After the British nursing withdrawal from Serbia, Eleanor served in Malta, Bombay and Mesopotamia (Amara and Baghdad). Brief records of her service following her Serbian experience are at the National Archives reference WO/399/2060, with the exception of records of her Bombay experience, which are in India.
Eleanor’s service in Mesopotamia (now Iraq) was a memorable experience for her. On 14 Jun 1917 she joined the medical and nursing support of the Tigris Corps commanded by General Frederick Maude. Maude had been ordered to re-take Kut al Amara following the 1916 humiliation of the Siege of Kut when General Charles Townsend surrendered approximately 10,000 men to the Turkish forces. With 150,000 troops, Maude was commanded to advance slowly along the banks of the Tigris northwards from Basra and to avoid casualties as much as possible. He re-took Kut al Amara on 27 Feb 1917 and then advanced to Baghdad. Maude was a highly respected General and renowned for organising the transport of medical supplies as the army advanced. We have a photograph of Eleanor and a colleague standing outside a tented ward from this period of her experience.
On 15 Apr 1918 Eleanor was mentioned in Dispatches from Baghdad by Lt Col W R Marshall (London Gazette Supplement 27 Aug 1918). Also in 1918 she was awarded Royal Red Cross (Bar) (London Gazette 26 Aug 1918). This latter award was presented by King George V at Buckingham Palace on 15 Nov 1919, following which the nurses were received at Marlborough House by Queen Alexandra, the widow of King Edward VII, who had given her name to the Army Nursing Service.
In the Second World War Eleanor was Matron of the Haifa Military Hospital and later Superintendent of Midwifery and Child Care in Jerusalem. She retired to Deal in Kent, and died 7 Jan 1963 in Ealing, London aged 87.
The Army Medical Services Museum at Aldershot also holds information about Eleanor Davies, Royal Red Cross and Bar.

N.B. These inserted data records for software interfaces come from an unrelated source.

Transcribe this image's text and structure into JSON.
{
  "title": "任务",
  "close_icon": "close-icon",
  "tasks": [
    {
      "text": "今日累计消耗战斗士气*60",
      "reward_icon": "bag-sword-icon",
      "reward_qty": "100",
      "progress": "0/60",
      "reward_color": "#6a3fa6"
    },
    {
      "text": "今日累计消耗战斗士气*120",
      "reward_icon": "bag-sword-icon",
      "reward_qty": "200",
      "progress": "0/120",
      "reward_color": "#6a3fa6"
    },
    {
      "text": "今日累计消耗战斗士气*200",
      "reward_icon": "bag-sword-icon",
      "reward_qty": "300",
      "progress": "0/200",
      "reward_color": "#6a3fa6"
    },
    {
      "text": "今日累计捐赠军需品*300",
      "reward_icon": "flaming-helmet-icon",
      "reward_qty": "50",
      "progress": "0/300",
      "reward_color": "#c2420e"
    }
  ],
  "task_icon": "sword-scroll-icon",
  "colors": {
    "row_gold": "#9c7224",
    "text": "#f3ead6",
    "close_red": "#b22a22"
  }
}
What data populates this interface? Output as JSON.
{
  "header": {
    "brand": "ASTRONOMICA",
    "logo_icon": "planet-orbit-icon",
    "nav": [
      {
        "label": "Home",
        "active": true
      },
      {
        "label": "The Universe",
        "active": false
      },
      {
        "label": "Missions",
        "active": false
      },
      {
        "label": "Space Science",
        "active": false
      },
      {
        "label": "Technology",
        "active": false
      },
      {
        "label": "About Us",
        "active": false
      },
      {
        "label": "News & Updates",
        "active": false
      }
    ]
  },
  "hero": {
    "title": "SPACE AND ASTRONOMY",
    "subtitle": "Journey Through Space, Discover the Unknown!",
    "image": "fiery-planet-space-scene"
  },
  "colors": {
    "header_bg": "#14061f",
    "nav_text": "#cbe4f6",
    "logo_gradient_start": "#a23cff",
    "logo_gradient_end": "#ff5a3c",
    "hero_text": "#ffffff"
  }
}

I have Eleanor’s writing slope which went with her on all her overseas travels.
Eleanor has an indirect link to the BOWHAY family of Cornwall.